An Ethiopian Romance

An Ethiopian Romance

by Heliodorus of Emesa

The man was disfigured with wounds, but seemed to rouse himself a little as from a deep sleep, almost of death itself.

Pain had clenched his eyes, but the sight of the maiden drew them toward her.

By the time Heliodorus wrote his "Aethiopica"--or "Ethiopian Romance"--in the third century, the genre was already impressively developed.

Heliodorus launches his tale of love and the quirks of fate with a bizarre scene of blood, bodies, and booty on an Egyptian beach viewed through the eyes of a band of mystified pirates.

The central love-struck characters are Charicles, the beautiful daughter of the Ethiopian queen, and Theagenes, a Thessalian aristocrat.

  • Language: English
  • Category: Classics
  • Rating: 3.55
  • Pages: 277
  • Publish Date: 1999 by University of Pennsylvania Press
  • Isbn10: 0812216725
  • Isbn13: 9780812216721

What People Think about "An Ethiopian Romance"

The most commonly cited first novel is The Tale of Genji, dated to the late tenth, early eleventh century. If you google the words "oldest novel", Genji is the top result. Heliodorus's work, alternatively known as Aithiopika, An Ethiopian Story, etc. The truly oldest novel known to the modern world, Chariton's Callirhoe, was written in the first century of the common era, almost a thousand years before Genji. He references Aithiopika in Twelfth Night when he writes: Why should I not, had I the heart to do it, Like to the Egyptian thief at point of death, Kill what I love?

And the development of literature from ancient to post-modern has not been one of gradual linear progress from primitive to a sudden late discovery of advanced forms, but rather, everything inventive that goes into the creation of a great novel has been with us for a long long time, and there have been a great variety of interesting digressions and quirks along the way, all participating in a sort of dialog of innovation.

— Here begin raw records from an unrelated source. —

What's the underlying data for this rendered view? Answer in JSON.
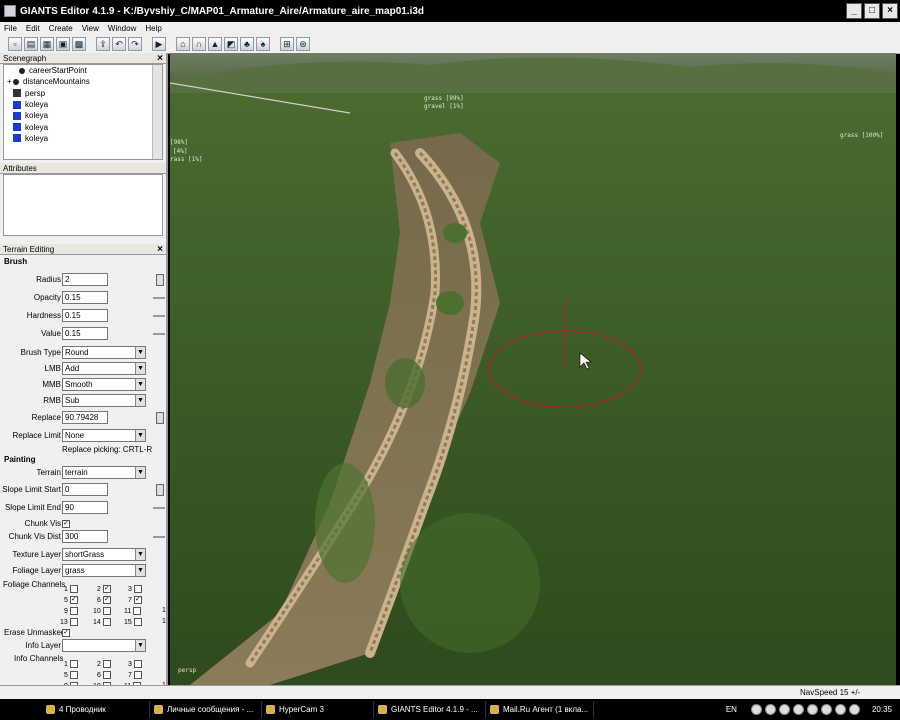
{
  "window": {
    "title": "GIANTS Editor 4.1.9 - K:/Byvshiy_C/MAP01_Armature_Aire/Armature_aire_map01.i3d",
    "controls": [
      "_",
      "□",
      "×"
    ]
  },
  "menu": [
    "File",
    "Edit",
    "Create",
    "View",
    "Window",
    "Help"
  ],
  "toolbar_icons": [
    "new-icon",
    "open-icon",
    "import-icon",
    "save-icon",
    "save-all-icon",
    "export-icon",
    "undo-icon",
    "redo-icon",
    "play-icon",
    "select-icon",
    "move-icon",
    "terrain-sculpt-icon",
    "terrain-paint-icon",
    "foliage-paint-icon",
    "tree-icon",
    "grid-icon",
    "snap-icon"
  ],
  "scenegraph": {
    "title": "Scenegraph",
    "items": [
      {
        "label": "careerStartPoint",
        "icon": "node-icon",
        "expander": ""
      },
      {
        "label": "distanceMountains",
        "icon": "node-icon",
        "expander": "+"
      },
      {
        "label": "persp",
        "icon": "camera-icon",
        "expander": ""
      },
      {
        "label": "koleya",
        "icon": "cube-icon",
        "expander": ""
      },
      {
        "label": "koleya",
        "icon": "cube-icon",
        "expander": ""
      },
      {
        "label": "koleya",
        "icon": "cube-icon",
        "expander": ""
      },
      {
        "label": "koleya",
        "icon": "cube-icon",
        "expander": ""
      }
    ]
  },
  "attributes": {
    "title": "Attributes"
  },
  "terrain": {
    "title": "Terrain Editing",
    "brush_section": "Brush",
    "radius_label": "Radius",
    "radius": "2",
    "opacity_label": "Opacity",
    "opacity": "0.15",
    "hardness_label": "Hardness",
    "hardness": "0.15",
    "value_label": "Value",
    "value": "0.15",
    "brush_type_label": "Brush Type",
    "brush_type": "Round",
    "lmb_label": "LMB",
    "lmb": "Add",
    "mmb_label": "MMB",
    "mmb": "Smooth",
    "rmb_label": "RMB",
    "rmb": "Sub",
    "replace_label": "Replace",
    "replace": "90.79428",
    "replace_limit_label": "Replace Limit",
    "replace_limit": "None",
    "replace_picking": "Replace picking: CRTL-R",
    "painting_section": "Painting",
    "terrain_label": "Terrain",
    "terrain": "terrain",
    "slope_start_label": "Slope Limit Start",
    "slope_start": "0",
    "slope_end_label": "Slope Limit End",
    "slope_end": "90",
    "chunk_vis_label": "Chunk Vis",
    "chunk_vis_dist_label": "Chunk Vis Dist",
    "chunk_vis_dist": "300",
    "texture_layer_label": "Texture Layer",
    "texture_layer": "shortGrass",
    "foliage_layer_label": "Foliage Layer",
    "foliage_layer": "grass",
    "foliage_channels_label": "Foliage Channels",
    "foliage_checked": [
      2,
      5,
      6,
      7,
      8
    ],
    "erase_unmasked_label": "Erase Unmasked",
    "info_layer_label": "Info Layer",
    "info_layer": "",
    "info_channels_label": "Info Channels"
  },
  "viewport": {
    "labels": [
      {
        "text": "grass [99%]"
      },
      {
        "text": "gravel [1%]"
      },
      {
        "text": "grass [100%]"
      },
      {
        "text": "[98%]"
      },
      {
        "text": "[4%]"
      },
      {
        "text": "rass [1%]"
      },
      {
        "text": "persp"
      }
    ]
  },
  "status": {
    "navspeed": "NavSpeed 15 +/-"
  },
  "taskbar": {
    "tasks": [
      {
        "label": "4 Проводник",
        "width": 108
      },
      {
        "label": "Личные сообщения - ...",
        "width": 112
      },
      {
        "label": "HyperCam 3",
        "width": 112
      },
      {
        "label": "GIANTS Editor 4.1.9 - ...",
        "width": 112
      },
      {
        "label": "Mail.Ru Агент (1 вкла...",
        "width": 108
      }
    ],
    "lang": "EN",
    "clock": "20:35"
  }
}
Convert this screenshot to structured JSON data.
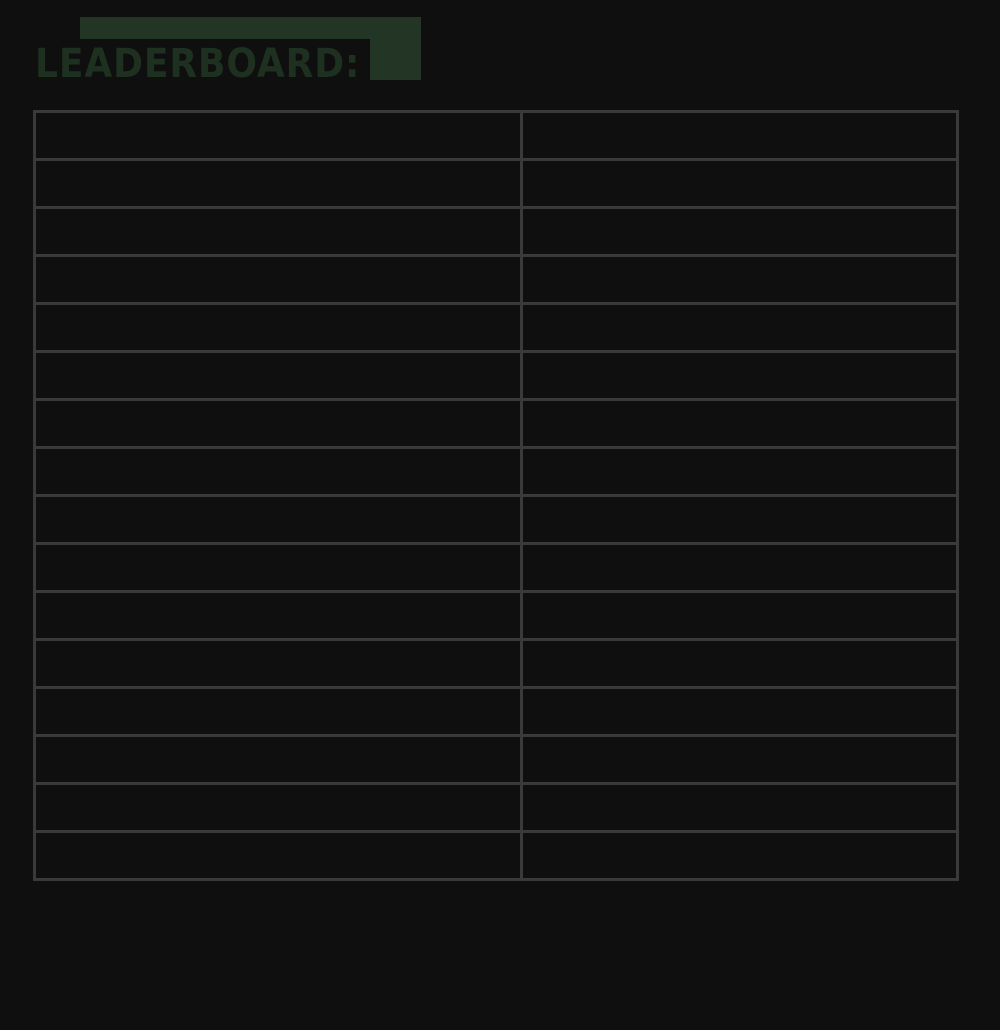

The book is notable for it's elaborate narrative structure, and intertwining of lives and stories. As a minor addendum, regarding the version edited by J.R. Morgan, in the B.P. Reardon collection Collected Ancient Greek Novels (a very valuable collection that Moore pointed me to), I felt there were too many intrusive notes.

Along with a couple of Roman novels and some other Greek prose works that are novel-esque, these texts make up a fascinating and underappreciated (although happily this may be slowly changing) subset of ancient literature. Now, while the ancient Greek novels have their merits, I would definitely describe them as second-tier classics, in the sense that if I were to recommend 5-10 Greco-Roman books to someone, these would be unlikely to make the cut. I would put this up with Daphnis and Chloe as the best of the ancient Greek novels, and I would recommend either to readers interested in the development of the novel or just looking for an entertaining and exciting story.

For me it felt quite repetitive and the women were - as expected - not the kinds of feminine characters I like to spend my time with. I found the book a bit overly dramatic and far too repetitive.

It seemed like these two lovers were cursed by being so beautiful that they couldnt walk down the street without someone wanting to kidnap them and/or force them into marriage or relationships.

Socrates Scholasticus (5th century AD) identifies the author of Aethiopica with a certain Heliodorus, bishop of Trikka.